Hi! Who are you?
Tip for dealing with computer techs: try to remember our names.
Since I’m on e-mail for the next couple of weeks at work, I get to call people back instead of having them call me. This works to my advantage, because if I really don’t feel like working with someone, I can see if they’re online or not and call them when they don’t appear to be online…
Don’t worry. They call back because I always leave a message.
But on one call today, I had the following exchange:
“Hi [meaningless client who I will help because I know the easy fix to your problem and feel like giving you five minutes of my time to get it done for you]*, this is Paul from the help desk. I’ve got your ticket on the issue you’re having with downloading your porn*, and I want to help you out.”
*Not really what was said…It’s a joke
“Oh yes! I’m anxious to get my issue fixed. It’s been a tremendous problem since the only letter I can type now is the letter Q.*”
*Also not what really was said. From now on, if it’s got the asterisk, it’s a comedic replacement of the true statement.
“Okay, great! Can I remote in to fix it for you?”
“Great! What was your name again?”
Here’s the deal. I’ve gone to great lengths to put aside whatever web surfing I’ve been doing* to pick up the phone and call you. And I’ve taken the extra special step of reading the ticket every time I want to refer to you by name, because I think it shows you that I actually care about you. When in reality, I’d forget my kids names if they weren’t tattooed in circular patterns around my navel.*
*Go figure what part isn’t true.
The least you can do is pay attention and remember my name for the entire 5, 10, or 30 minutes that our phone call will last.
As an aside, it’s always great when the people on the other end just don’t care what your name is, and when they tell their neighbor in cubeville that they’re talking to not an individual, but “I.T.” I mean, you don’t go to the doctor’s office and call the doctor “M.D.” to your friends. Or your mother-in-law the “P.I.T.A.” I am not I.T. I have been vested with powers granted to me by the great I.T., but I am not individually I.T.
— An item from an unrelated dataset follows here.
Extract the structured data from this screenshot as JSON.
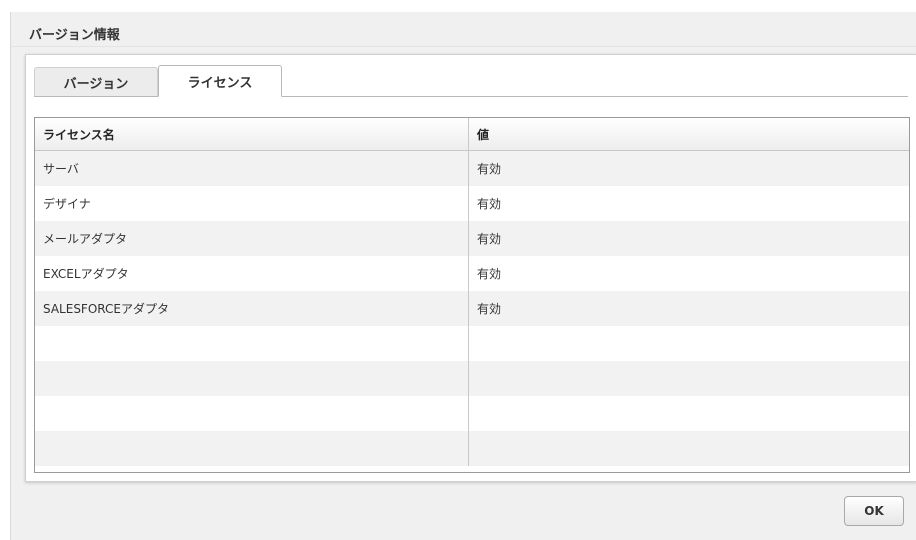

So there. I’ve just equated my profession to a church. Jenni’s gonna kill me.
Anyway, as I was saying, at least hold our names in your memory for a few minutes of the phone call. Because on more than one occasion, I’ve finished fixing an issue, made the client happy, and then they’ve thanked me with someone else’s name. In which case, you might as well have just tried to tell me that the future lies in plastics.
But to go in 15 seconds in a phone call from a “hello,” to a “who are you?” is just annoying. It shows a lack of respect or care.
Ah, but there’s the rub. We value good service, but don’t go out of our way to pay attention to it, or the person who gives it to us. I.T. in the corporate world is an encumbrance that apparently causes more problems than it fixes, never mind the fact that the mere fact that you’re able to log on to your computer, open Word and your e-mail and surf the internet and save things to the network is a pretty impressive technical feat–one that works more often than not. So having to deal with us to fix a problem is a chore, one which obviously does not require your full attention. Or memory.
But the capper was the guy who called me back and wrote down my extension, but not my name. So his message went like this: “Hi, uh…Oh, I didn’t get your name. Uh, this is Joe Blow* and I’m returning your call on my issue with the saxophone stuck in my CD drive.*”
Yeah. I still help them all. It’s my job, after all.
See you tomorrow.